Most folks go to church to worship the resurrected. But on a cold Sunday in March, KARE 11 found parents dropping their kids off in the nursery at Living Word Christian Center in Brooklyn Park with a woman in need of resurrection herself.
“She doesn’t look very dead,” comments fellow nursery worker Anne Johnson. “She doesn’t act very dead, she acts very alive!”
To all who see her – and hear her infectious laugh – Sandra Siddall, 76, displays none of death’s usual symptoms.
According to Hennepin County and the federal government, however, Siddall is no longer in the land of the living.
“And she told me about it, and I’m going what?” said one of her friends at church.
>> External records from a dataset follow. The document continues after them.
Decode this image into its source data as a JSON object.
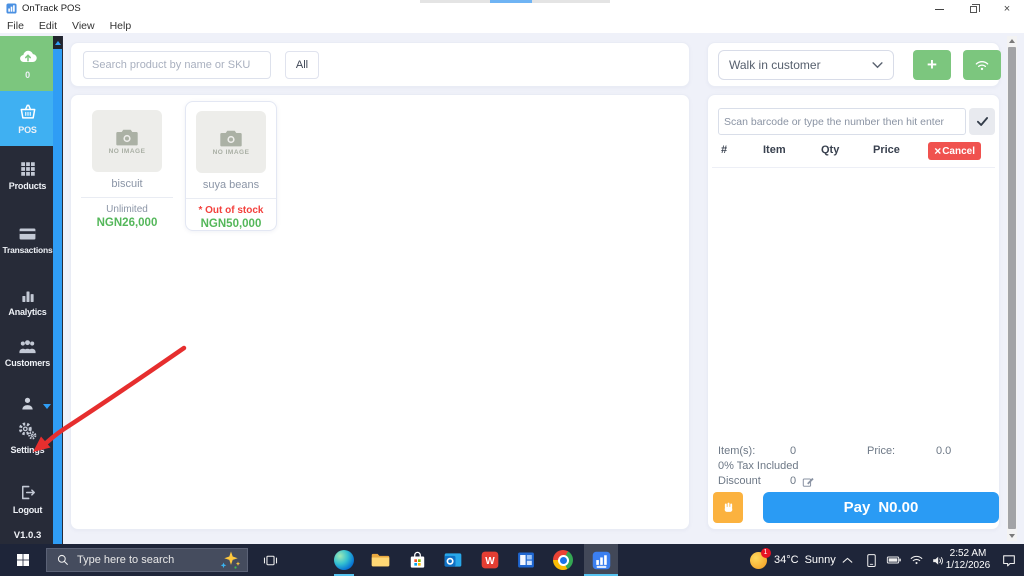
{
  "window": {
    "title": "OnTrack POS",
    "menu": {
      "file": "File",
      "edit": "Edit",
      "view": "View",
      "help": "Help"
    }
  },
  "sidebar": {
    "upload_badge": "0",
    "nav": {
      "pos": "POS",
      "products": "Products",
      "transactions": "Transactions",
      "analytics": "Analytics",
      "customers": "Customers",
      "settings": "Settings",
      "logout": "Logout"
    },
    "version": "V1.0.3"
  },
  "toolbar": {
    "search_placeholder": "Search product by name or SKU",
    "filter_all": "All",
    "customer_selected": "Walk in customer"
  },
  "products": {
    "no_image": "NO IMAGE",
    "items": [
      {
        "name": "biscuit",
        "availability": "Unlimited",
        "price": "NGN26,000"
      },
      {
        "name": "suya beans",
        "availability": "* Out of stock",
        "price": "NGN50,000"
      }
    ]
  },
  "cart": {
    "barcode_placeholder": "Scan barcode or type the number then hit enter",
    "headers": {
      "number": "#",
      "item": "Item",
      "qty": "Qty",
      "price": "Price"
    },
    "cancel": "Cancel",
    "summary": {
      "items_label": "Item(s):",
      "items_value": "0",
      "price_label": "Price:",
      "price_value": "0.0",
      "tax_note": "0% Tax Included",
      "discount_label": "Discount",
      "discount_value": "0"
    },
    "pay": {
      "label": "Pay",
      "amount": "N0.00"
    }
  },
  "taskbar": {
    "search_placeholder": "Type here to search",
    "apps": [
      "copilot",
      "edge",
      "file-explorer",
      "store",
      "outlook",
      "wps-office",
      "blue-window-app",
      "chrome",
      "ontrack-pos"
    ],
    "weather": {
      "badge": "1",
      "temp": "34°C",
      "condition": "Sunny"
    },
    "clock": {
      "time": "2:52 AM",
      "date": "1/12/2026"
    }
  },
  "icons": {
    "add": "+",
    "close": "×",
    "cancel_x": "×"
  },
  "colors": {
    "sidebar_bg": "#272b38",
    "active_blue": "#3fb0f2",
    "green": "#7cc67e",
    "price_green": "#54b75a",
    "danger_red": "#f0524f",
    "out_of_stock_red": "#f3413d",
    "pay_blue": "#2a9bf4",
    "hold_orange": "#fbb23f",
    "arrow_red": "#e62e2e",
    "taskbar_bg": "#1e2539",
    "scrollbar_blue": "#2f9df5"
  }
}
Siddall is used to that reaction. The retired hairdresser says news of her death caught her by surprise, too.
“I got a letter from Social Security that I’m dead,” she said. “And I’m not dead!”
But Sandra found that proving that irrefutable truth was easier said than done.
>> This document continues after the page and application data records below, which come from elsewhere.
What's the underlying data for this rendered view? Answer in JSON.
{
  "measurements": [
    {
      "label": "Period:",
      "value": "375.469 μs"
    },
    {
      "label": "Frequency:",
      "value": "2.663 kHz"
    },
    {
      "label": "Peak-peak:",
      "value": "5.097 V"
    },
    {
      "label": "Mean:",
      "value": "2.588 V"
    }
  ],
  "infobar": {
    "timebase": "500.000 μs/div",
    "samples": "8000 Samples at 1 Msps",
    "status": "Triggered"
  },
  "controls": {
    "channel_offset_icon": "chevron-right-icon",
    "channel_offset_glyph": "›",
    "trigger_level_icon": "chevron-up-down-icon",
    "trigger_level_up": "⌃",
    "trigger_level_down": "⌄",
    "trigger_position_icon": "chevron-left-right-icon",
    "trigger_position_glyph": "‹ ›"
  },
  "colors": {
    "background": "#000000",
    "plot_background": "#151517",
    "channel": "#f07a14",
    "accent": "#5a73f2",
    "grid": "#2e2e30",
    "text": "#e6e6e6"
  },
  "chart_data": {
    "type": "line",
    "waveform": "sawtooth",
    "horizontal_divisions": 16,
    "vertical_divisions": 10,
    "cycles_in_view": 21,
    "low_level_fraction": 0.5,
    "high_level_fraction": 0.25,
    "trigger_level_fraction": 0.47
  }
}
She says she called Social Security every day for five-and-a-half weeks. Then, in frustration, she reached out to the KARE 11 investigative team.
“My death date is November 14, 2016, and they will not remove that,” Siddall said of her conversations with the government. “They say it’s a process.”
The mistake had a domino effect. Not only did the low-income retiree lose her social security, she also began receiving letters from Hennepin County saying that all her benefits have been discontinued.
“All of my support dropped,” Sandra explained. “My financial support, my insurance, my shelter, my utilities, my food.”